Registered Nurses' Association of Ontario

Pressure Ulcers Defined

  • Pressure ulcers, also known as pressure sores, bedsores and decubitus ulcers, are areas of localized damage to the skin and underlying tissue
  • This damage is generally a result of external forces – pressure, shear and/or friction
    • Pressure: the force per unit area exerted perpendicular to the plane of interest
    • Shear: the force per unit area exerted parallel to the plane of interest
    • Friction: the resistance to motion in a parallel direction relative to the common boundary of two surfaces
  • Pressure ulcer development occurs in institutional and community settings, and is most often seen in elderly, debilitated and immobile (e.g., orthopaedic) clients, those with severe acute illness (e.g., those in intensive care units) and in individuals with neurological deficits (e.g., spinal cord injuries)
  • The burden of pressure ulcers and their treatment impacts on quality of life for the client and family, but also creates significant financial strain for those living with a pressure ulcer, their families, and the health care system
  • Early intervention is essential for those at risk of developing pressure ulcers.

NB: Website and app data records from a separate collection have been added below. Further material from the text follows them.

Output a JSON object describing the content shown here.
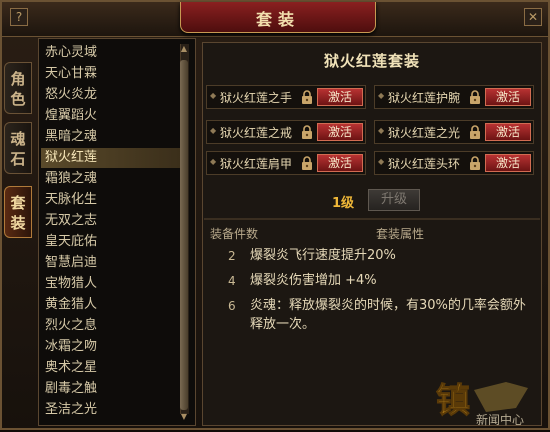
{
  "window": {
    "title": "套装",
    "help_glyph": "?",
    "close_glyph": "✕"
  },
  "tabs": [
    {
      "label": "角色",
      "active": false
    },
    {
      "label": "魂石",
      "active": false
    },
    {
      "label": "套装",
      "active": true
    }
  ],
  "set_list": {
    "items": [
      "赤心灵域",
      "天心甘霖",
      "怒火炎龙",
      "煌翼蹈火",
      "黑暗之魂",
      "狱火红莲",
      "霜狼之魂",
      "天脉化生",
      "无双之志",
      "皇天庇佑",
      "智慧启迪",
      "宝物猎人",
      "黄金猎人",
      "烈火之息",
      "冰霜之吻",
      "奥术之星",
      "剧毒之触",
      "圣洁之光"
    ],
    "selected": "狱火红莲"
  },
  "detail": {
    "set_name": "狱火红莲套装",
    "pieces": [
      {
        "name": "狱火红莲之手",
        "button": "激活"
      },
      {
        "name": "狱火红莲护腕",
        "button": "激活"
      },
      {
        "name": "狱火红莲之戒",
        "button": "激活"
      },
      {
        "name": "狱火红莲之光",
        "button": "激活"
      },
      {
        "name": "狱火红莲肩甲",
        "button": "激活"
      },
      {
        "name": "狱火红莲头环",
        "button": "激活"
      }
    ],
    "level": "1级",
    "upgrade_label": "升级",
    "attr_header": {
      "count": "装备件数",
      "attr": "套装属性"
    },
    "bonuses": [
      {
        "count": "2",
        "text": "爆裂炎飞行速度提升20%"
      },
      {
        "count": "4",
        "text": "爆裂炎伤害增加 +4%"
      },
      {
        "count": "6",
        "text": "炎魂：释放爆裂炎的时候，有30%的几率会额外释放一次。"
      }
    ]
  },
  "watermark": {
    "logo_text": "镇",
    "site_text": "新闻中心"
  },
  "colors": {
    "activate_button": "#b83232",
    "selected_row": "#5a4a2a",
    "level_text": "#f0b838"
  }
}
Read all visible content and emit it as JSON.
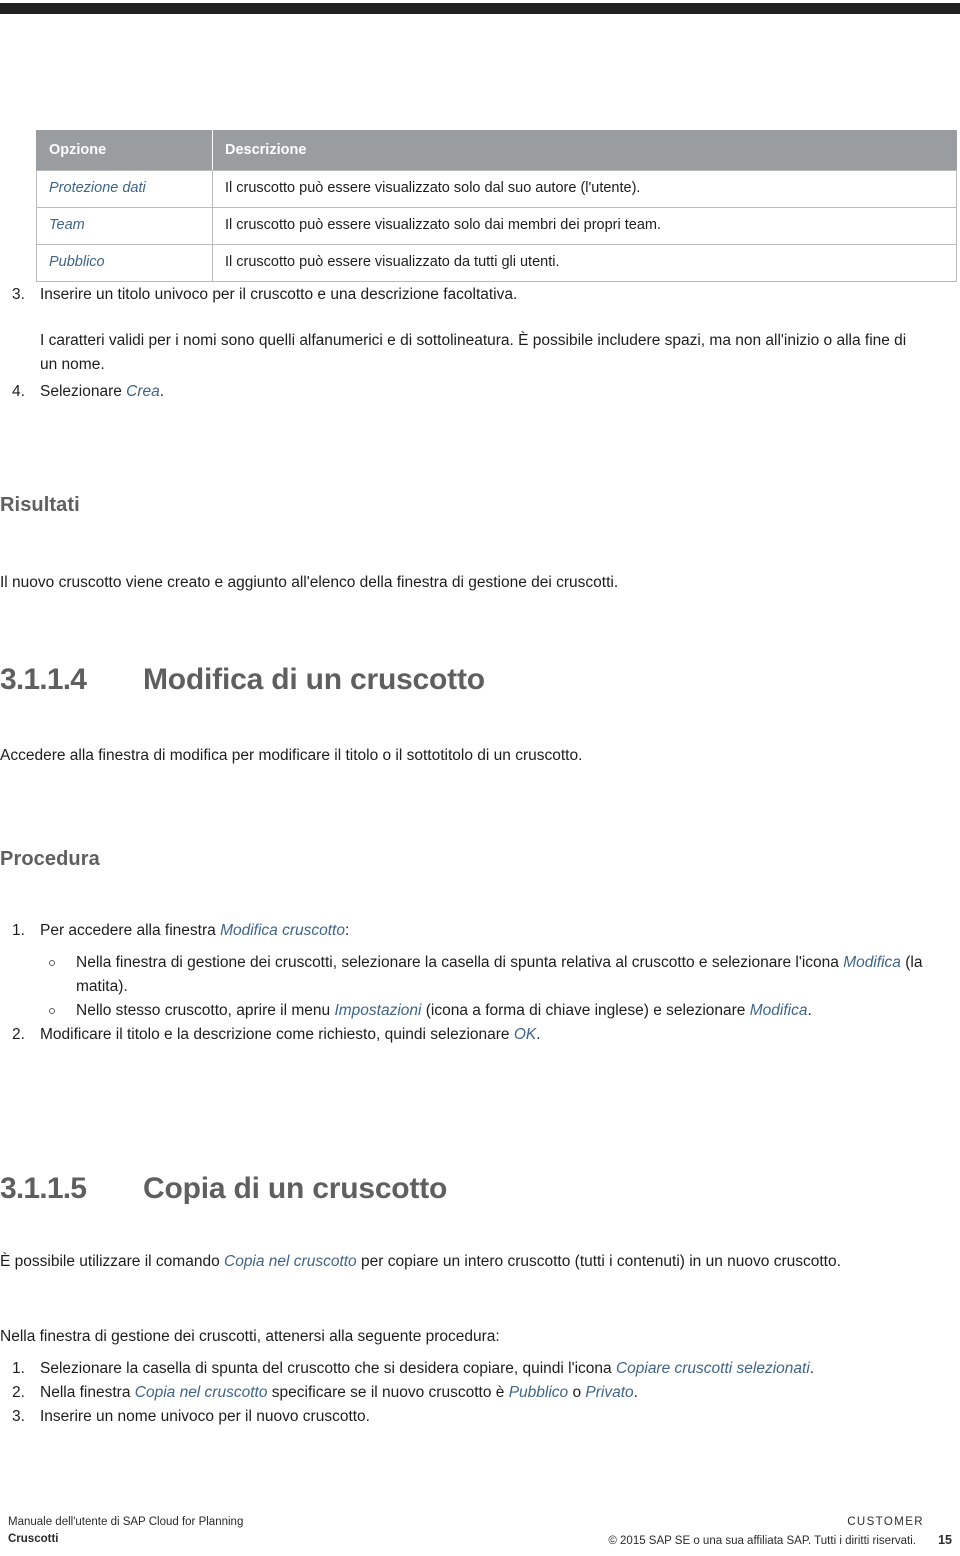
{
  "document": {
    "language": "it",
    "accent_color": "#3f6487",
    "heading_color": "#5f5f5f",
    "table_header_bg": "#9a9da0",
    "top_band_color": "#1f2123"
  },
  "table": {
    "headers": [
      "Opzione",
      "Descrizione"
    ],
    "rows": [
      {
        "option": "Protezione dati",
        "description": "Il cruscotto può essere visualizzato solo dal suo autore (l'utente)."
      },
      {
        "option": "Team",
        "description": "Il cruscotto può essere visualizzato solo dai membri dei propri team."
      },
      {
        "option": "Pubblico",
        "description": "Il cruscotto può essere visualizzato da tutti gli utenti."
      }
    ]
  },
  "steps_create": {
    "item3_marker": "3.",
    "item3_text": "Inserire un titolo univoco per il cruscotto e una descrizione facoltativa.",
    "item3_note_a": "I caratteri validi per i nomi sono quelli alfanumerici e di sottolineatura. È possibile includere spazi, ma non all'inizio o alla fine di un nome.",
    "item4_marker": "4.",
    "item4_prefix": "Selezionare ",
    "item4_link": "Crea",
    "item4_suffix": "."
  },
  "results": {
    "heading": "Risultati",
    "text": "Il nuovo cruscotto viene creato e aggiunto all'elenco della finestra di gestione dei cruscotti."
  },
  "section_edit": {
    "number": "3.1.1.4",
    "title": "Modifica di un cruscotto",
    "intro": "Accedere alla finestra di modifica per modificare il titolo o il sottotitolo di un cruscotto.",
    "procedure_heading": "Procedura",
    "step1_marker": "1.",
    "step1_prefix": "Per accedere alla finestra ",
    "step1_link": "Modifica cruscotto",
    "step1_suffix": ":",
    "bullet1_part1": "Nella finestra di gestione dei cruscotti, selezionare la casella di spunta relativa al cruscotto e selezionare l'icona ",
    "bullet1_link": "Modifica",
    "bullet1_part2": " (la matita).",
    "bullet2_part1": "Nello stesso cruscotto, aprire il menu ",
    "bullet2_link1": "Impostazioni",
    "bullet2_part2": " (icona a forma di chiave inglese) e selezionare ",
    "bullet2_link2": "Modifica",
    "bullet2_part3": ".",
    "step2_marker": "2.",
    "step2_prefix": "Modificare il titolo e la descrizione come richiesto, quindi selezionare ",
    "step2_link": "OK",
    "step2_suffix": "."
  },
  "section_copy": {
    "number": "3.1.1.5",
    "title": "Copia di un cruscotto",
    "intro_part1": "È possibile utilizzare il comando ",
    "intro_link": "Copia nel cruscotto",
    "intro_part2": " per copiare un intero cruscotto (tutti i contenuti) in un nuovo cruscotto.",
    "lead": "Nella finestra di gestione dei cruscotti, attenersi alla seguente procedura:",
    "step1_marker": "1.",
    "step1_part1": "Selezionare la casella di spunta del cruscotto che si desidera copiare, quindi l'icona ",
    "step1_link": "Copiare cruscotti selezionati",
    "step1_part2": ".",
    "step2_marker": "2.",
    "step2_part1": "Nella finestra ",
    "step2_link1": "Copia nel cruscotto",
    "step2_part2": " specificare se il nuovo cruscotto è ",
    "step2_link2": "Pubblico",
    "step2_part3": " o ",
    "step2_link3": "Privato",
    "step2_part4": ".",
    "step3_marker": "3.",
    "step3_text": "Inserire un nome univoco per il nuovo cruscotto."
  },
  "footer": {
    "left_line1": "Manuale dell'utente di SAP Cloud for Planning",
    "left_line2": "Cruscotti",
    "right_line1": "CUSTOMER",
    "right_line2": "© 2015 SAP SE o una sua affiliata SAP. Tutti i diritti riservati.",
    "page_number": "15"
  }
}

The principle components of early intervention are:
    • Identification of at-risk individuals who need preventive interventions and of the specific factors that place them at risk;

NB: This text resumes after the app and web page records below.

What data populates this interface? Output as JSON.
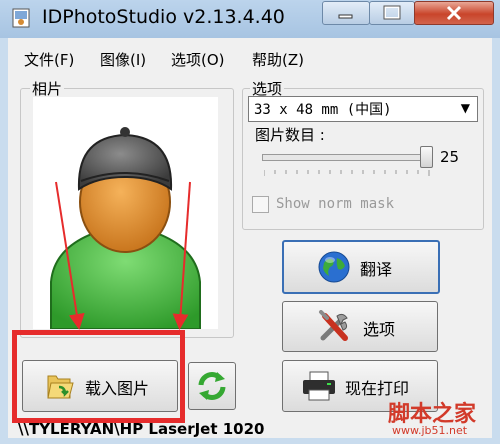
{
  "window": {
    "title": "IDPhotoStudio v2.13.4.40",
    "close_color": "#c9452b"
  },
  "menu": {
    "items": [
      "文件(F)",
      "图像(I)",
      "选项(O)",
      "帮助(Z)"
    ]
  },
  "photo_group": {
    "label": "相片"
  },
  "options_group": {
    "label": "选项",
    "size_select": "33 x 48 mm (中国)",
    "count_label": "图片数目 :",
    "count_value": "25",
    "show_norm_mask_label": "Show norm mask",
    "show_norm_mask_checked": false
  },
  "buttons": {
    "translate": "翻译",
    "options": "选项",
    "print_now": "现在打印",
    "load_photo": "载入图片"
  },
  "status": {
    "printer": "\\\\TYLERYAN\\HP LaserJet 1020"
  },
  "watermark": {
    "text": "脚本之家",
    "url": "www.jb51.net"
  },
  "annotation_color": "#e62c2c"
}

    • Protection and promotion of skin integrity;
    • Protection against the forces of pressure, friction and shear; and
    • Reduction of the incidence of pressure ulcers through educational programs for health professionals and clients.
Clinical Management
Risk Assessment and Prevention of Pressure Ulcers
Background Information